“More than two-thirds (68 percent) of our sample experienced at least one pay-related violation in the previous work week,” says the report’s executive summary. “The average worker lost $51, out of average weekly earnings of $339. Assuming a full-time, full-year work schedule, we estimate that these workers lost an average of $2,634 annually due to workplace violations, out of total earnings of $17,616.”
While home health aides were less likely (12%) than the average low-wage worker (26%) to earn less than minimum wage, they were more likely not to be paid extra if they put in more than 40 hours a week. Of the home health aides who had worked overtime in the previous week, 83% were not paid extra for that time, compared to 76 percent of the workers overall who had put in overtime. Continue reading »
Posted by Direct Care Alliance on June 25th, 2009 at 10:56 am | 1 Comment »
A full set of DCA Direct Care Fact Sheets, one for each of the 50 states and the District of Columbia, is now available in the Resources section of our website.
The one-page sheets were created as a resource for direct care worker advocates and their allies, legislators, policymakers, members of the media, and others interested in direct care issues.

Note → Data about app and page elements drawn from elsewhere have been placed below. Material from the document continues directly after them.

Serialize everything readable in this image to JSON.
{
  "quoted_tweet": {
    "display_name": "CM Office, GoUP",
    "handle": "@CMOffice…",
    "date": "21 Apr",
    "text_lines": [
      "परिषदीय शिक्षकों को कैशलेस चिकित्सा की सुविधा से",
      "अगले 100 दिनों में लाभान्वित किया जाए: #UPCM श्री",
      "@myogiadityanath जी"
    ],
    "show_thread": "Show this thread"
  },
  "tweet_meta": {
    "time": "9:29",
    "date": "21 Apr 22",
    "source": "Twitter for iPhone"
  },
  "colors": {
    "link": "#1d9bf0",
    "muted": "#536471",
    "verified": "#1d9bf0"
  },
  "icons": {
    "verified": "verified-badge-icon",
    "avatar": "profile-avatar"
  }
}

They include key facts such as:
- The number of home health aides, nursing assistants, and personal and home care aides in the state in 2006 and the projected numbers of each in 2016
- The average hourly wage for the state’s direct care workers
- What percentage of direct care workers in that state or region are without health insurance
Direct Care Alliance